◆ **Task directions**: Repeat every entry in full. Match each line exactly.

"""

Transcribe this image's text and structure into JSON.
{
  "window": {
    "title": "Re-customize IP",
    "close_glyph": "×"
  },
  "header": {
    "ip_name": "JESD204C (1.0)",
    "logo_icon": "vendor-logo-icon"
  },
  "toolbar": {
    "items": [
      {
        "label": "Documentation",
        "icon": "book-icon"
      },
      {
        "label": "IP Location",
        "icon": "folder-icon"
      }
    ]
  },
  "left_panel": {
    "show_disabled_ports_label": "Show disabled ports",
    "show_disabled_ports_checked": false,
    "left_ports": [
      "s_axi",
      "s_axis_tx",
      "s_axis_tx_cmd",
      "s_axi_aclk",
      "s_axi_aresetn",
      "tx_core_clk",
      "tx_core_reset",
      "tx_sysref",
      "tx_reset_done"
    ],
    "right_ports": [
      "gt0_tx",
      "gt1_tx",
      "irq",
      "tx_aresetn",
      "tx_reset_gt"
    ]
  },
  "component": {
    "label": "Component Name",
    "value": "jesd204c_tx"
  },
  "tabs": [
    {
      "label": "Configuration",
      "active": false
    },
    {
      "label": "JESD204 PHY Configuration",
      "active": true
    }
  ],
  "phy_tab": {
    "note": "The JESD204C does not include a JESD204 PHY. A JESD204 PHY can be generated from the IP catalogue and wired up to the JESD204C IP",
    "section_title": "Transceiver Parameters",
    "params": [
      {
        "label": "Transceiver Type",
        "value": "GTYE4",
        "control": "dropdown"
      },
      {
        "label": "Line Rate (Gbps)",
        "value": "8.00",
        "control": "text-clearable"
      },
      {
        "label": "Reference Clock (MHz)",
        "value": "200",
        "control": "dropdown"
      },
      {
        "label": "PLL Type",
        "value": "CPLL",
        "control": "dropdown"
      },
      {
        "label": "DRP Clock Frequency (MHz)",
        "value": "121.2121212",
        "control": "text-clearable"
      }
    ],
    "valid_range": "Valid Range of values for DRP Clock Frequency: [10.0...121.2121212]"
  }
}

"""

◆ **Response to the exercise**:
Transcribe this image's text and structure into JSON.
{
  "window": {
    "title": "Re-customize IP",
    "close_glyph": "×"
  },
  "header": {
    "ip_name": "JESD204C (1.0)",
    "logo_icon": "vendor-logo-icon"
  },
  "toolbar": {
    "items": [
      {
        "label": "Documentation",
        "icon": "book-icon"
      },
      {
        "label": "IP Location",
        "icon": "folder-icon"
      }
    ]
  },
  "left_panel": {
    "show_disabled_ports_label": "Show disabled ports",
    "show_disabled_ports_checked": false,
    "left_ports": [
      "s_axi",
      "s_axis_tx",
      "s_axis_tx_cmd",
      "s_axi_aclk",
      "s_axi_aresetn",
      "tx_core_clk",
      "tx_core_reset",
      "tx_sysref",
      "tx_reset_done"
    ],
    "right_ports": [
      "gt0_tx",
      "gt1_tx",
      "irq",
      "tx_aresetn",
      "tx_reset_gt"
    ]
  },
  "component": {
    "label": "Component Name",
    "value": "jesd204c_tx"
  },
  "tabs": [
    {
      "label": "Configuration",
      "active": false
    },
    {
      "label": "JESD204 PHY Configuration",
      "active": true
    }
  ],
  "phy_tab": {
    "note": "The JESD204C does not include a JESD204 PHY. A JESD204 PHY can be generated from the IP catalogue and wired up to the JESD204C IP",
    "section_title": "Transceiver Parameters",
    "params": [
      {
        "label": "Transceiver Type",
        "value": "GTYE4",
        "control": "dropdown"
      },
      {
        "label": "Line Rate (Gbps)",
        "value": "8.00",
        "control": "text-clearable"
      },
      {
        "label": "Reference Clock (MHz)",
        "value": "200",
        "control": "dropdown"
      },
      {
        "label": "PLL Type",
        "value": "CPLL",
        "control": "dropdown"
      },
      {
        "label": "DRP Clock Frequency (MHz)",
        "value": "121.2121212",
        "control": "text-clearable"
      }
    ],
    "valid_range": "Valid Range of values for DRP Clock Frequency: [10.0...121.2121212]"
  }
}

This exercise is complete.